A study, led by Brenden Tervo-Clemmens, PhD, from the University of Minnesota Medical School, obtained data from 2 large independent surveys to assess what substances are linked to what psychiatric symptoms.1 They used 1 regional and 1 national survey.

The 2022-2023 Substance Use and Risk Factor (SURF) survey included students from 36 Massachusetts high schools who self-reported substance use. They had to report lifetime and past-month alcohol, cannabis, and nicotine use (either nicotine vaping, cigarette, or cigar use), as well as psychiatric symptoms and past-year suicidal thoughts. To get a national sample, the team analyzed the 2021 Youth Risk Behavior Survey (YRBS), another self-reported survey assessing all the same symptoms but including past-month overall mental health.

The team categorized substance use frequency as never, ever but noncurrent, monthly, weekly, and daily or near-daily use. To analyze results, the investigators used statistical models adjusted for age and sex and calculated effect size on original scale units.

The sample included 15,626 SURF participants with 46.3% males and a mean age of 15.75 years, as well as 17,232 YRBS participants with 51.2% males and a mean age of 15.67 years.

Ultimately, they found alcohol, cannabis, and nicotine use was linked to significant, moderate dose-dependent associations with worse psychiatric symptoms. Psychiatric symptoms in SURF and YRBS participants include depression and anxiety symptoms (alcohol: difference, 1.38; cannabis: 0.50; nicotine: 0.46; P < .001), ADHD symptoms (alcohol: 2.18; nicotine: 1.05; nicotine: 1.40; P < .001), suicidal thoughts (alcohol: difference, 10.11 and 12.8; cannabis: 7.15 and 5.80; P <.001), and general mental health in just YRBS participants (alcohol: difference, 0.21; cannabis: 0.12; nicotine: 0.12; P < .001).

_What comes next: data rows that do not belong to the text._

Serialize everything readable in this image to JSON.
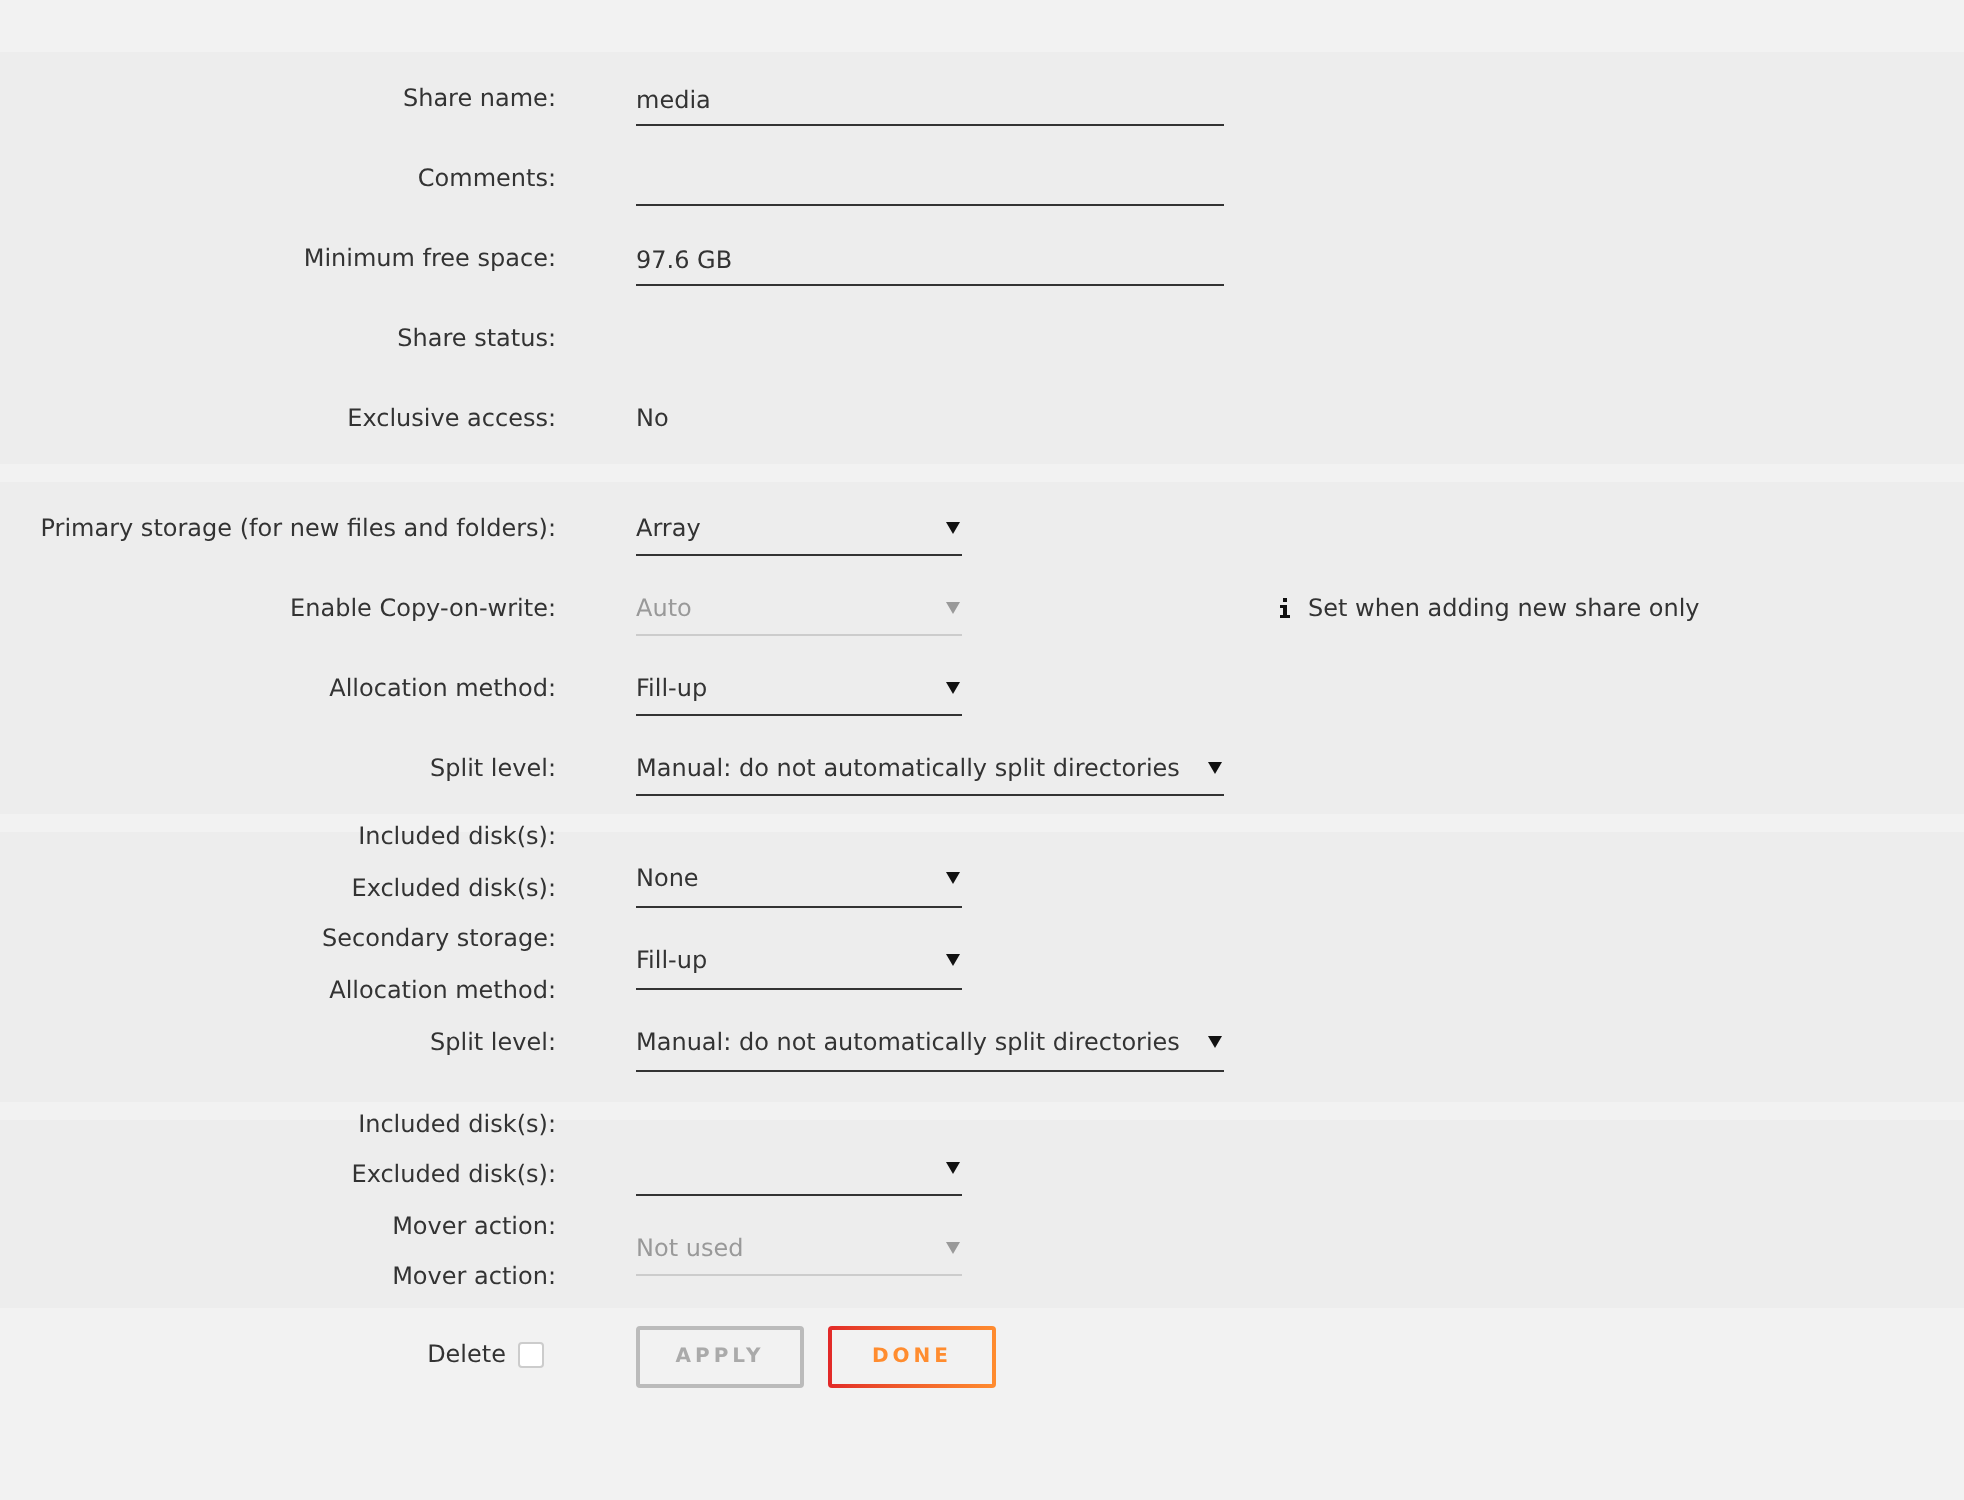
{
  "sections": [
    {
      "rows": [
        {
          "label": "Share name:",
          "field": {
            "kind": "text",
            "value": "media",
            "disabled": false
          }
        },
        {
          "label": "Comments:",
          "field": {
            "kind": "text",
            "disabled": false
          }
        },
        {
          "label": "Minimum free space:",
          "field": {
            "kind": "text",
            "value": "97.6 GB",
            "disabled": false
          }
        },
        {
          "label": "Share status:"
        },
        {
          "label": "Exclusive access:",
          "field": {
            "kind": "static",
            "value": "No"
          }
        }
      ]
    },
    {
      "rows": [
        {
          "label": "Primary storage (for new files and folders):",
          "field": {
            "kind": "select",
            "value": "Array",
            "disabled": false
          }
        },
        {
          "label": "Enable Copy-on-write:",
          "field": {
            "kind": "select",
            "value": "Auto",
            "disabled": true
          },
          "note": "Set when adding new share only"
        },
        {
          "label": "Allocation method:",
          "field": {
            "kind": "select",
            "value": "Fill-up",
            "disabled": false
          }
        },
        {
          "label": "Split level:",
          "field": {
            "kind": "select",
            "value": "Manual: do not automatically split directories",
            "disabled": false
          }
        }
      ]
    },
    {
      "labels": [
        "Included disk(s):",
        "Excluded disk(s):",
        "Secondary storage:",
        "Allocation method:",
        "Split level:"
      ],
      "fields": [
        {
          "kind": "select",
          "value": "None",
          "disabled": false
        },
        {
          "kind": "select",
          "value": "Fill-up",
          "disabled": false
        },
        {
          "kind": "select",
          "value": "Manual: do not automatically split directories",
          "disabled": false
        }
      ]
    },
    {
      "labels": [
        "Included disk(s):",
        "Excluded disk(s):",
        "Mover action:",
        "Mover action:"
      ],
      "fields": [
        {
          "kind": "select",
          "disabled": false
        },
        {
          "kind": "select",
          "value": "Not used",
          "disabled": true
        }
      ]
    }
  ],
  "delete": {
    "label": "Delete",
    "checked": false
  },
  "buttons": [
    {
      "label": "APPLY",
      "disabled": true
    },
    {
      "label": "DONE",
      "disabled": false
    }
  ]
}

Pairwise comparisons showed ever use vs. never use of a substance was linked to greater psychiatric symptoms for all symptoms measures (cannabis with suicidal thoughts: difference, 22.87 [95% CI, 19.09 to 26.64] and 16.47 [95% CI, 12.15 to 20.79]; P < .001). As for high schoolers who use substances daily or near-daily use vs. ever use was linked with moderate increases in symptoms (alcohol with suicidal thoughts: difference, 30.34 [95% CI, 18.03 to 42.64] and 38.49 [95% CI, 25.65 to 51.33]; P < .001). In contrast, weekly or monthly use was not associated with an increase in symptoms (monthly alcohol with suicidal thoughts: difference, −2.40 [95% CI, −5.74 to 0.95; P = .19] and 7.02 [95% CI, 3.65 to 10.39; P < .001].

A limitation the team highlighted was using a cross-sectional self-report, making it impossible to show the directionality between substance use and psychiatric symptoms. To make this type of conclusion, a longitudinal study is required.

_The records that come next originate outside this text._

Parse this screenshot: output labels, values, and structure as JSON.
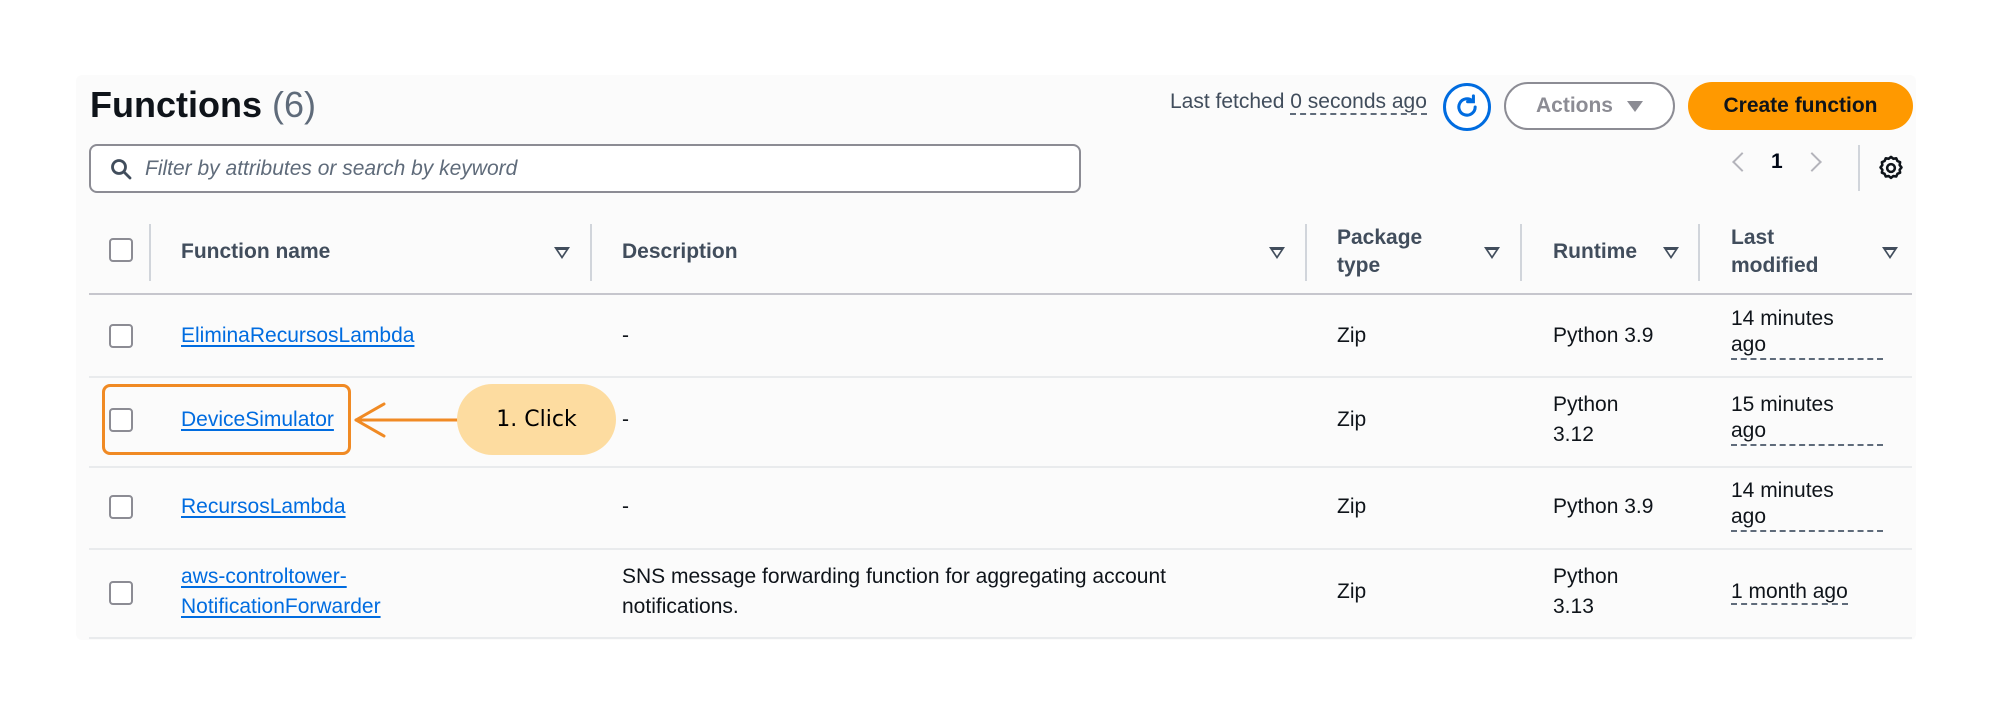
{
  "header": {
    "title": "Functions",
    "count": "(6)",
    "last_fetched_label": "Last fetched",
    "last_fetched_value": "0 seconds ago",
    "actions_label": "Actions",
    "create_label": "Create function"
  },
  "search": {
    "placeholder": "Filter by attributes or search by keyword"
  },
  "pagination": {
    "current_page": "1"
  },
  "table": {
    "columns": {
      "name": "Function name",
      "description": "Description",
      "package_line1": "Package",
      "package_line2": "type",
      "runtime": "Runtime",
      "modified_line1": "Last",
      "modified_line2": "modified"
    },
    "rows": [
      {
        "name": "EliminaRecursosLambda",
        "description": "-",
        "package": "Zip",
        "runtime": "Python 3.9",
        "modified_line1": "14 minutes",
        "modified_line2": "ago"
      },
      {
        "name": "DeviceSimulator",
        "description": "-",
        "package": "Zip",
        "runtime_line1": "Python",
        "runtime_line2": "3.12",
        "modified_line1": "15 minutes",
        "modified_line2": "ago"
      },
      {
        "name": "RecursosLambda",
        "description": "-",
        "package": "Zip",
        "runtime": "Python 3.9",
        "modified_line1": "14 minutes",
        "modified_line2": "ago"
      },
      {
        "name_line1": "aws-controltower-",
        "name_line2": "NotificationForwarder",
        "description_line1": "SNS message forwarding function for aggregating account",
        "description_line2": "notifications.",
        "package": "Zip",
        "runtime_line1": "Python",
        "runtime_line2": "3.13",
        "modified": "1 month ago"
      }
    ]
  },
  "annotation": {
    "label": "1. Click"
  },
  "colors": {
    "accent": "#006ce0",
    "primary_button": "#ff9900",
    "highlight": "#f08a24",
    "callout_bg": "#fddca0"
  }
}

“Our study’s results highlight the prevalence of psychiatric co-morbidities among young people who use substances, and they lend strong support for the notion that screening, prevention, intervention and policy efforts need to comprehensively address targets beyond substance use alone,” Tervo-Clemmens said in a press release. “Also, these efforts may not need to necessarily be specific to a given substance, but rather reflect the multifaceted mental health needs of all adolescents who use substances.”

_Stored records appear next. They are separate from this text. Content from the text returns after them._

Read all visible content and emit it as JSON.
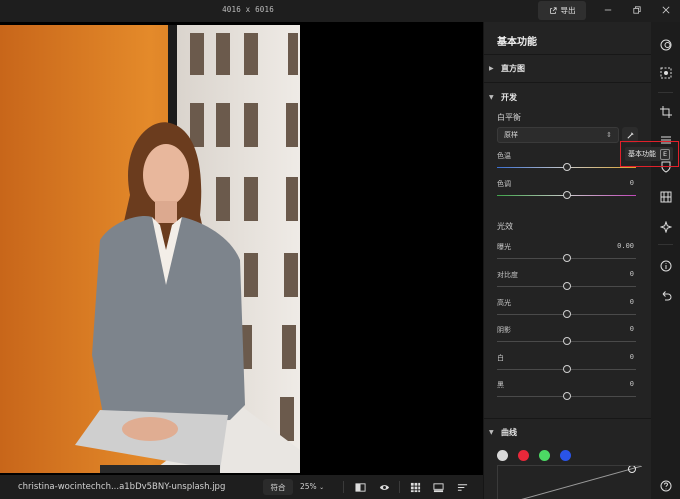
{
  "titlebar": {
    "image_size": "4016 x 6016",
    "export_label": "导出"
  },
  "status": {
    "filename": "christina-wocintechch...a1bDv5BNY-unsplash.jpg",
    "fit_label": "符合",
    "zoom": "25%"
  },
  "panel": {
    "title": "基本功能",
    "histogram_label": "直方图",
    "develop_label": "开发",
    "white_balance_label": "白平衡",
    "wb_preset": "原样",
    "temp_label": "色温",
    "tint_label": "色调",
    "tint_value": "0",
    "light_label": "光效",
    "sliders": [
      {
        "label": "曝光",
        "value": "0.00"
      },
      {
        "label": "对比度",
        "value": "0"
      },
      {
        "label": "高光",
        "value": "0"
      },
      {
        "label": "阴影",
        "value": "0"
      },
      {
        "label": "白",
        "value": "0"
      },
      {
        "label": "黑",
        "value": "0"
      }
    ],
    "curves_label": "曲线"
  },
  "tooltip": {
    "label": "基本功能",
    "shortcut": "E"
  },
  "colors": {
    "accent_red": "#e0202a",
    "dot_red": "#e8283a",
    "dot_green": "#4cd964",
    "dot_blue": "#2a54e8"
  }
}
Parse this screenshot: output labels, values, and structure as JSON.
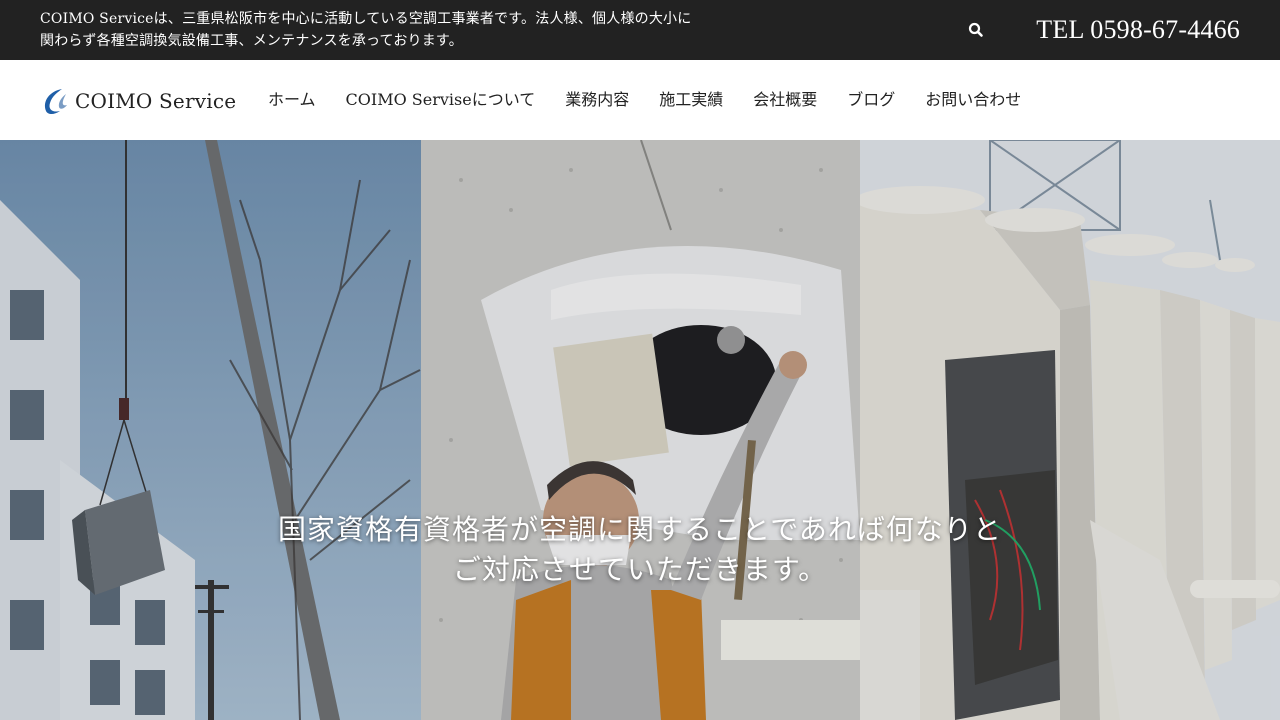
{
  "topbar": {
    "description_line1": "COIMO Serviceは、三重県松阪市を中心に活動している空調工事業者です。法人様、個人様の大小に",
    "description_line2": "関わらず各種空調換気設備工事、メンテナンスを承っております。",
    "search_icon": "search-icon",
    "tel": "TEL 0598-67-4466"
  },
  "header": {
    "logo_text": "COIMO Service",
    "nav": [
      {
        "label": "ホーム"
      },
      {
        "label": "COIMO Serviseについて"
      },
      {
        "label": "業務内容"
      },
      {
        "label": "施工実績"
      },
      {
        "label": "会社概要"
      },
      {
        "label": "ブログ"
      },
      {
        "label": "お問い合わせ"
      }
    ]
  },
  "hero": {
    "catch_line1": "国家資格有資格者が空調に関することであれば何なりと",
    "catch_line2": "ご対応させていただきます。"
  },
  "colors": {
    "topbar_bg": "#222222",
    "logo_blue": "#1f5fa8",
    "text": "#222222"
  }
}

  1. Tervo, Clemmens, B, Gilman, J, Evins, A, et al. and Psychiatric ComorbiditiesAmong High School Students. JAMA Pediatrics. 2024. doi:10.1001/jamapediatrics.2023.6263.
  2. Substance Use and Co-Occurring Mental Disorders. National Institute of Mental Health. Accessed January 26, 2024.